[SUPPLIED INFORMATION Boundary: Start]

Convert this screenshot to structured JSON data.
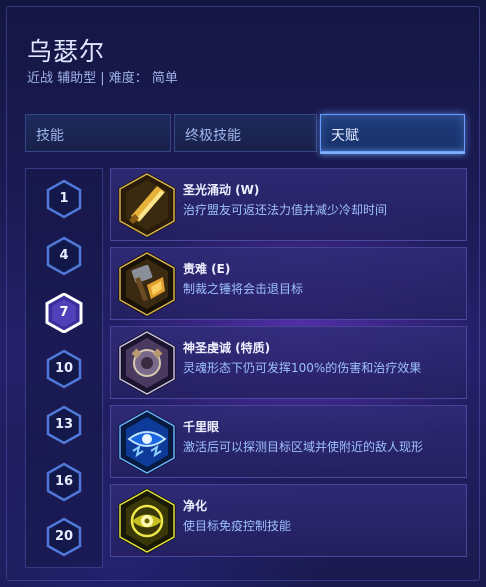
{
  "hero": {
    "name": "乌瑟尔",
    "subtitle": "近战 辅助型 | 难度： 简单"
  },
  "tabs": [
    {
      "label": "技能",
      "active": false
    },
    {
      "label": "终极技能",
      "active": false
    },
    {
      "label": "天赋",
      "active": true
    }
  ],
  "levels": [
    {
      "label": "1",
      "active": false
    },
    {
      "label": "4",
      "active": false
    },
    {
      "label": "7",
      "active": true
    },
    {
      "label": "10",
      "active": false
    },
    {
      "label": "13",
      "active": false
    },
    {
      "label": "16",
      "active": false
    },
    {
      "label": "20",
      "active": false
    }
  ],
  "talents": [
    {
      "name": "圣光涌动 (W)",
      "description": "治疗盟友可返还法力值并减少冷却时间",
      "icon": "holy-light-surge-icon"
    },
    {
      "name": "责难 (E)",
      "description": "制裁之锤将会击退目标",
      "icon": "hammer-of-justice-icon"
    },
    {
      "name": "神圣虔诚 (特质)",
      "description": "灵魂形态下仍可发挥100%的伤害和治疗效果",
      "icon": "divine-devotion-icon"
    },
    {
      "name": "千里眼",
      "description": "激活后可以探测目标区域并使附近的敌人现形",
      "icon": "clairvoyance-icon"
    },
    {
      "name": "净化",
      "description": "使目标免疫控制技能",
      "icon": "cleanse-icon"
    }
  ],
  "colors": {
    "accent": "#7db0ff",
    "talent_desc": "#9ec0ff",
    "gold_frame": "#d9b24a"
  }
}
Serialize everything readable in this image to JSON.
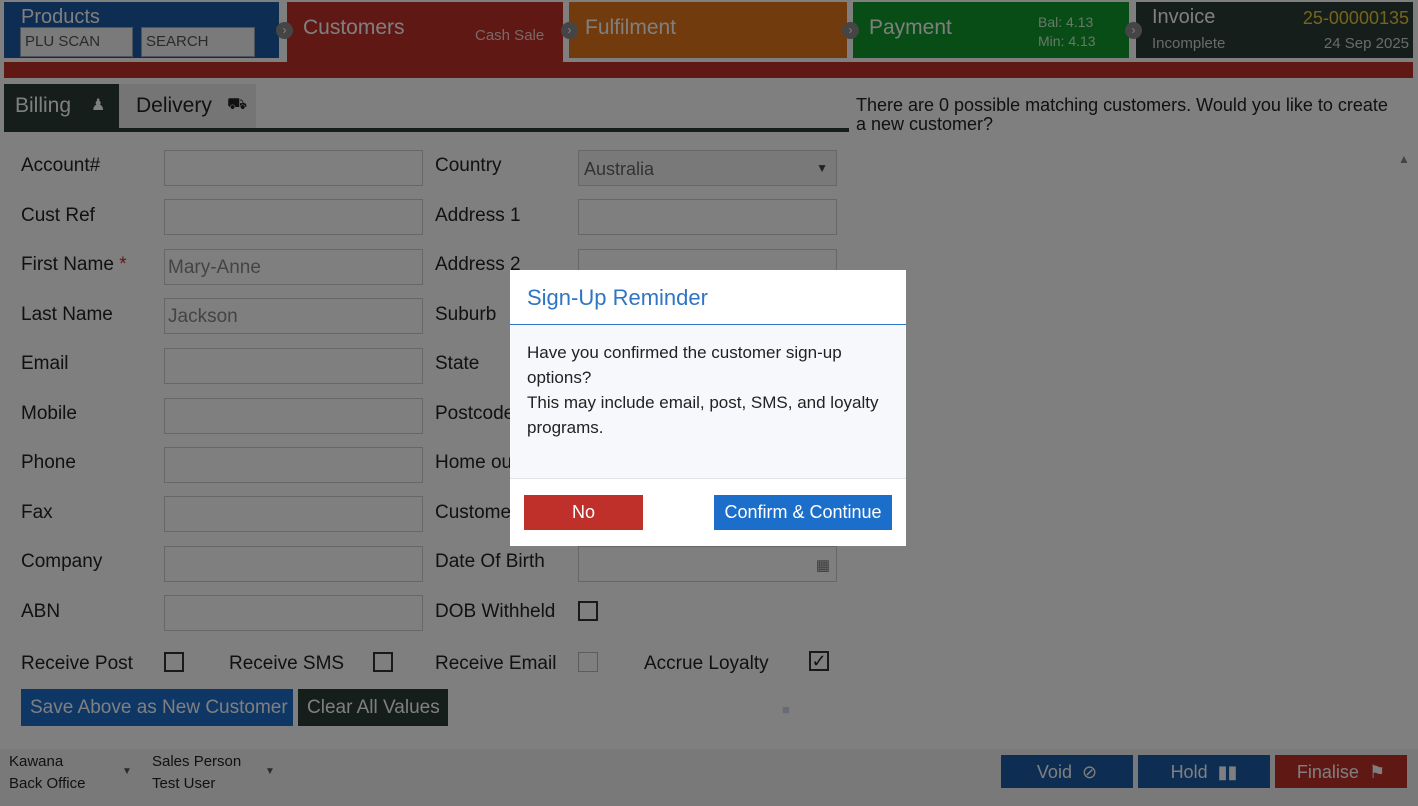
{
  "steps": {
    "products": {
      "title": "Products",
      "plu_placeholder": "PLU SCAN",
      "search_placeholder": "SEARCH"
    },
    "customers": {
      "title": "Customers",
      "sub": "Cash Sale"
    },
    "fulfilment": {
      "title": "Fulfilment"
    },
    "payment": {
      "title": "Payment",
      "bal": "Bal:  4.13",
      "min": "Min:  4.13"
    },
    "invoice": {
      "title": "Invoice",
      "status": "Incomplete",
      "number": "25-00000135",
      "date": "24 Sep 2025"
    }
  },
  "tabs": {
    "billing": "Billing",
    "delivery": "Delivery"
  },
  "match_message": "There are 0 possible matching customers. Would you like to create a new customer?",
  "form": {
    "labels": {
      "account": "Account#",
      "cust_ref": "Cust Ref",
      "first_name": "First Name",
      "required_mark": "*",
      "last_name": "Last Name",
      "email": "Email",
      "mobile": "Mobile",
      "phone": "Phone",
      "fax": "Fax",
      "company": "Company",
      "abn": "ABN",
      "country": "Country",
      "address1": "Address 1",
      "address2": "Address 2",
      "suburb": "Suburb",
      "state": "State",
      "postcode": "Postcode",
      "home_outlet": "Home ou",
      "customer": "Custome",
      "dob": "Date Of Birth",
      "dob_withheld": "DOB Withheld",
      "receive_post": "Receive Post",
      "receive_sms": "Receive SMS",
      "receive_email": "Receive Email",
      "accrue_loyalty": "Accrue Loyalty"
    },
    "values": {
      "first_name": "Mary-Anne",
      "last_name": "Jackson",
      "country": "Australia"
    },
    "checks": {
      "accrue_loyalty": "✓"
    },
    "save_button": "Save Above as New Customer",
    "clear_button": "Clear All Values"
  },
  "bottom": {
    "location": "Kawana",
    "role": "Back Office",
    "sales_person_label": "Sales Person",
    "sales_person": "Test User",
    "void": "Void",
    "hold": "Hold",
    "finalise": "Finalise"
  },
  "modal": {
    "title": "Sign-Up Reminder",
    "body1": "Have you confirmed the customer sign-up options?",
    "body2": "This may include email, post, SMS, and loyalty programs.",
    "no": "No",
    "confirm": "Confirm & Continue"
  },
  "colors": {
    "blue": "#1c5aa6",
    "red": "#c0302a",
    "orange": "#e2761b",
    "green": "#0e9a2b",
    "dark": "#2a3d35"
  }
}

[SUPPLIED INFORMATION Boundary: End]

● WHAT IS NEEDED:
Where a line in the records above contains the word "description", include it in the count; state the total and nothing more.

● WRITTEN ANSWER:
5